[Page and application data records]

┌──

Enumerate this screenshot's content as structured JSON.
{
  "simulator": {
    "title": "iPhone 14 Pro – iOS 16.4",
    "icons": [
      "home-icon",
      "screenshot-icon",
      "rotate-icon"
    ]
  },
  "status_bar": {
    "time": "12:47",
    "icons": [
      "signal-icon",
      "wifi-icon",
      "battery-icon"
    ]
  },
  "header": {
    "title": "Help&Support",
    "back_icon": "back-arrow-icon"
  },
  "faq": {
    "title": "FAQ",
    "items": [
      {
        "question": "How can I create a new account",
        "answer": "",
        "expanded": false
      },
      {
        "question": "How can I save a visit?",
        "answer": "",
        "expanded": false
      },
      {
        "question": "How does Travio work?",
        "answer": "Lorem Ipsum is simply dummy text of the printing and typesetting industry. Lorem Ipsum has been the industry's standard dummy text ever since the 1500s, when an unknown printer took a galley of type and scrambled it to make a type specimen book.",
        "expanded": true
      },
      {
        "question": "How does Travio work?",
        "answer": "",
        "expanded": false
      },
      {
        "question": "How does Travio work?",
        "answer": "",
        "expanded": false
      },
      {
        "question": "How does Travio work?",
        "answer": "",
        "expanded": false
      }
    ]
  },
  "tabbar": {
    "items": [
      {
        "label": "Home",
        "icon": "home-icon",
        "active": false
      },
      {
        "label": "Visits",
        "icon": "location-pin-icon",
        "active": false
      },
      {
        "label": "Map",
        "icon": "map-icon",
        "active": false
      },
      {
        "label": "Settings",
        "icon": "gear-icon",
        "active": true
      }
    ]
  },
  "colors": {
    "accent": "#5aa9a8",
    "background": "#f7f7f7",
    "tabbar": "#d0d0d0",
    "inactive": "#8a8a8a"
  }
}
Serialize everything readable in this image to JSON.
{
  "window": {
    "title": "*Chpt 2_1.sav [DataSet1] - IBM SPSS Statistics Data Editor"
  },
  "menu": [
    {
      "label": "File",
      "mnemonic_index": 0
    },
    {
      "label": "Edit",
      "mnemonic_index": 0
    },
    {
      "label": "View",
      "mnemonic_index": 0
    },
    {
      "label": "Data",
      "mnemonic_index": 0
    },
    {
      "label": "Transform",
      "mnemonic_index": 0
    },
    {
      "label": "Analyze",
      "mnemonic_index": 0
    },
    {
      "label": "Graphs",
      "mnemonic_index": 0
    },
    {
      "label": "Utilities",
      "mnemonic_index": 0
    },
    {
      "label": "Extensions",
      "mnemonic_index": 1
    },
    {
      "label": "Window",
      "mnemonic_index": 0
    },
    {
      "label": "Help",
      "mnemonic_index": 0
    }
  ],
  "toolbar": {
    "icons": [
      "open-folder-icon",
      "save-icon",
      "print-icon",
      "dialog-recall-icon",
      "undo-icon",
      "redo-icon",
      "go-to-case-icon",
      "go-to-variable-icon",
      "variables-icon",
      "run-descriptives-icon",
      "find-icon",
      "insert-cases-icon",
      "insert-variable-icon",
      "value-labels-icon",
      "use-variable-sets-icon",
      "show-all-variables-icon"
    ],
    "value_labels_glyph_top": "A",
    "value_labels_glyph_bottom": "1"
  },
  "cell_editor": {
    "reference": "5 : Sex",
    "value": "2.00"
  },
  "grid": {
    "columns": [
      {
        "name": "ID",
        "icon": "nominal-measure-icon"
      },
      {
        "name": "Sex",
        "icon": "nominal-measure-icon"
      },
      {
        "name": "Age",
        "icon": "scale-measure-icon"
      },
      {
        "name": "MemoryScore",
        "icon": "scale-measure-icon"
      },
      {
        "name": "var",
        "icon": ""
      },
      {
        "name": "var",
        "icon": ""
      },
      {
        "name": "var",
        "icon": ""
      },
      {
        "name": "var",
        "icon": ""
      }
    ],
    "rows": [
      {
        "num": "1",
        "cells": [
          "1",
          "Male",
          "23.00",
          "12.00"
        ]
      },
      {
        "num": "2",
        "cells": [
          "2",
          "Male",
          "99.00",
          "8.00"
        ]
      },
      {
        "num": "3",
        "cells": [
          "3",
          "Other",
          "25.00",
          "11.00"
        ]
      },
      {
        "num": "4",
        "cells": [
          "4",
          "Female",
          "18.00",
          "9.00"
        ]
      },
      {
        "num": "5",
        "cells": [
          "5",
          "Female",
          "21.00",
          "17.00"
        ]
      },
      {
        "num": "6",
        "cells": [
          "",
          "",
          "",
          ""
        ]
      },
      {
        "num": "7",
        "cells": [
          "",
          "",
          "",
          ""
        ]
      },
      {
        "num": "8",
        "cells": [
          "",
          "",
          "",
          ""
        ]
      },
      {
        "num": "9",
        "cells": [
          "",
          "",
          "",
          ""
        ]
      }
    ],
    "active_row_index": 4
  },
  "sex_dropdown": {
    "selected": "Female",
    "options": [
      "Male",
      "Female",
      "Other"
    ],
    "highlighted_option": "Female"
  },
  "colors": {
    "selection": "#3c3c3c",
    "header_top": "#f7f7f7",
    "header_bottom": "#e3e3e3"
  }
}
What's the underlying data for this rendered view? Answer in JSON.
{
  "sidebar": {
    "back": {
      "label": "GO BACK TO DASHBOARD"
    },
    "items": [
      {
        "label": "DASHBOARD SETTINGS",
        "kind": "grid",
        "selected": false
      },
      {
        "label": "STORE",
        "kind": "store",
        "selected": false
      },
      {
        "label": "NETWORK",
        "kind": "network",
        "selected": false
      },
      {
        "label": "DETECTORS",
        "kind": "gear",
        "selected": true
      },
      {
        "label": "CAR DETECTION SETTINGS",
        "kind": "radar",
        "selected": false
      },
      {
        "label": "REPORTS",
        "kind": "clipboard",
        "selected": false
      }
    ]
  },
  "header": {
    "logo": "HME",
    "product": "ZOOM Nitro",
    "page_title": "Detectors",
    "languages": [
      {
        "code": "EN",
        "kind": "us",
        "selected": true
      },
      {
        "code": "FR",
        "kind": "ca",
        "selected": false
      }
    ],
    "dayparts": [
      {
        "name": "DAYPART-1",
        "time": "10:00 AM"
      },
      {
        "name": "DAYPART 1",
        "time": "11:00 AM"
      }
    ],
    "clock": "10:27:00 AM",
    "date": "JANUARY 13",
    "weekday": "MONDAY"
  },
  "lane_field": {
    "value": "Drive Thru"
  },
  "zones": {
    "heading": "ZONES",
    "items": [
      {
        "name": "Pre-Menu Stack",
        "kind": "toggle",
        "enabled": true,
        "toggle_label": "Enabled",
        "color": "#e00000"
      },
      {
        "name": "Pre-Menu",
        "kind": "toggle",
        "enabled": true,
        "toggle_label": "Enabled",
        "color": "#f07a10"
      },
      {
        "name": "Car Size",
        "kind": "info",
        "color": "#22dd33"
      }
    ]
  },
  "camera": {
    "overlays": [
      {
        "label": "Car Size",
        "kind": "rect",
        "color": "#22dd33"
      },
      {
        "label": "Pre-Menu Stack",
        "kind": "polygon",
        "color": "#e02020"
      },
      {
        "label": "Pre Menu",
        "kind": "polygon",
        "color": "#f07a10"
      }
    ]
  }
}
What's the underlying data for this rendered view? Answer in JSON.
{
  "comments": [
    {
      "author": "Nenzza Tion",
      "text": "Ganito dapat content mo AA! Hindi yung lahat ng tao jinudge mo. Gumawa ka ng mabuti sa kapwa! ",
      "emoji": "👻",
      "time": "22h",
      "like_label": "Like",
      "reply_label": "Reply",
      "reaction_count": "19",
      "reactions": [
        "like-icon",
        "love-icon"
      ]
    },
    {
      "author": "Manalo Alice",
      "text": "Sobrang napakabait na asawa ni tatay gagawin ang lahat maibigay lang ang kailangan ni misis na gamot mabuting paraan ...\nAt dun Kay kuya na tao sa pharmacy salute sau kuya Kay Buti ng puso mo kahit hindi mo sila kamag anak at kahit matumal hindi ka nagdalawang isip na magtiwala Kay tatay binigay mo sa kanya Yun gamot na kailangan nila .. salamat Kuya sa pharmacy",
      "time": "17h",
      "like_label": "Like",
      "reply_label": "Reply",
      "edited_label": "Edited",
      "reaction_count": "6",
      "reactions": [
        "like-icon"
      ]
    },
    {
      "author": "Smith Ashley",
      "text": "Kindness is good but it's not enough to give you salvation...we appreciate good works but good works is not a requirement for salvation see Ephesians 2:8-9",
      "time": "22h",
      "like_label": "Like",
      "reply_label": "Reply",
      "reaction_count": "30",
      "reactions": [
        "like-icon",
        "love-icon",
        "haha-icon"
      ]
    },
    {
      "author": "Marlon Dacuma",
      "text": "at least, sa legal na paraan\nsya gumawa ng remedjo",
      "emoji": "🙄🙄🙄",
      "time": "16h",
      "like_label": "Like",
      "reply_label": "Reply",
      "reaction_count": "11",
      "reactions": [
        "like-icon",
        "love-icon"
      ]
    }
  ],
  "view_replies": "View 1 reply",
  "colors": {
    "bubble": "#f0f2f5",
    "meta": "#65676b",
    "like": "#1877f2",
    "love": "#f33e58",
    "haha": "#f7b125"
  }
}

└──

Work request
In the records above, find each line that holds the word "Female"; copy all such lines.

Task response
          "Female",
          "Female",
    "selected": "Female",
      "Female",
    "highlighted_option": "Female"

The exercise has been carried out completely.